The ruling angered property owners who could be displaced, including those who have fought plans to build the Washington Nationals’ new baseball stadium in Southeast near the Anacostia River waterfront. The court said a commercial venture that brings tax revenue or jobs to the city is a public good and, thus, is eligible to benefit from the power of eminent domain.
David A. Fuss, a partner at Wilkes Artis, which specializes in condemnation law, said the decision likely will result in condemnations at the stadium site and at the Skyland Shopping Center development area in Anacostia, another site where properties were condemned for a commercial development.
But Dale Cooter, an attorney representing one of the businesses on the baseball site, said he hopes the ruling actually may help his client’s case.
“The Supreme Court’s decision today is [on its face] disappointing, but in reality is good news,” he said. “It won’t support the use of the power of eminent domain to condemn property on the purposed stadium site.”
The court ruling said economic development plans must specifically designate the site to be condemned. Opponents contend the District’s development plan does not do that.
Attorney Elaine Mittleman, who represents several of the merchants and property owners on the Skyland Shopping Center property, said the case in which the court ruled is different from the Skyland situation and does not hurt her clients’ chances in a pending lawsuit seeking to hold on to their businesses.
But D.C. Mayor Anthony A. Williams praised the rulings and called eminent domain one of the most powerful tools city officials have to help restore neighborhoods.

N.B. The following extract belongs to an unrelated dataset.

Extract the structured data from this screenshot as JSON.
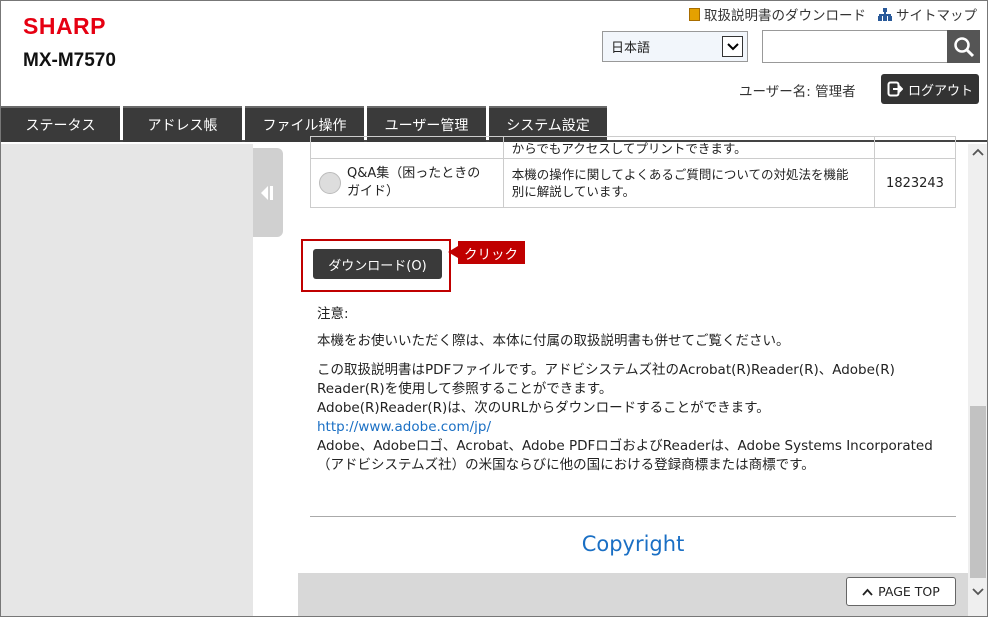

“The redevelopment of the Skyland Shopping Center in Southeast Washington is an area where eminent domain could be used for the good of the entire community, since it would bring in 300 jobs and $3.3 million in new tax revenue annually,” Mr. Williams said.a
The National Capital Revitalization Corp. (NCRC), the group developing Skyland Shopping Center, said the ruling brought back to the table yesterday many of the property owners who had left negotiations to buy back their land.
“The decision probably has sent a message to them,” said Therman Baker, chief operating officer and general counsel at NCRC. “If challenged, it’s likely for a court to determine we have the authority to exercise eminent domain. Our position is much stronger.”
The court’s ruling yesterday also will affect a $1 billion redevelopment project on Baltimore’s West Side in which plans to condemn a Valu-Plus discount retail store have been met with resentment.
“We aren’t moving. They’ll have to physically eject us. We want to be part of the future of Baltimore and part of the future of the West Side,” said Jerald Goldfine, chief operating officer of Valu-Plus, a retail store that opened in the mid-1990s in the former Woolworth’s Department Store on West Lexington Street.
At issue was the scope of the Fifth Amendment, which allows governments to take private property through eminent domain if the land is for “public use.”
But some properties aren’t being claimed for public projects, said John C. Murphy, a Baltimore attorney representing nine clients who are being told they must move to accommodate redevelopment.
Eminent domain “ought to be limited to projects for roads and schools — projects for genuine public use,” Mr. Murphy said.
Baltimore officials also are relying in part on eminent domain to build 1,100 houses as part of the $300 million Uplands Renewal Area project on 100 acres in Southwest Baltimore.
The city bought some of the land for the project in 2003 from the U.S. Department of Housing and Urban Development. Some land was occupied by the former Gundry Glass estate, and 34 acres will be sold to the city by the New Psalmist Baptist Church. But the city also plans to seize a number of adjacent buildings, and businesses that occupy those properties have been labeled a neighborhood blight.
“We are such a small property; we don’t impact what the city wants to do at all. Why they want to come after us, I just don’t understand,” said Arthur Lambert, an insurance agent whose building on Edmondson Avenue would be condemned to make room for the Uplands project.
Mr. Lambert has filed suit in an effort to remain in the building that has housed his business since 1979.
“We want to stay,” he said.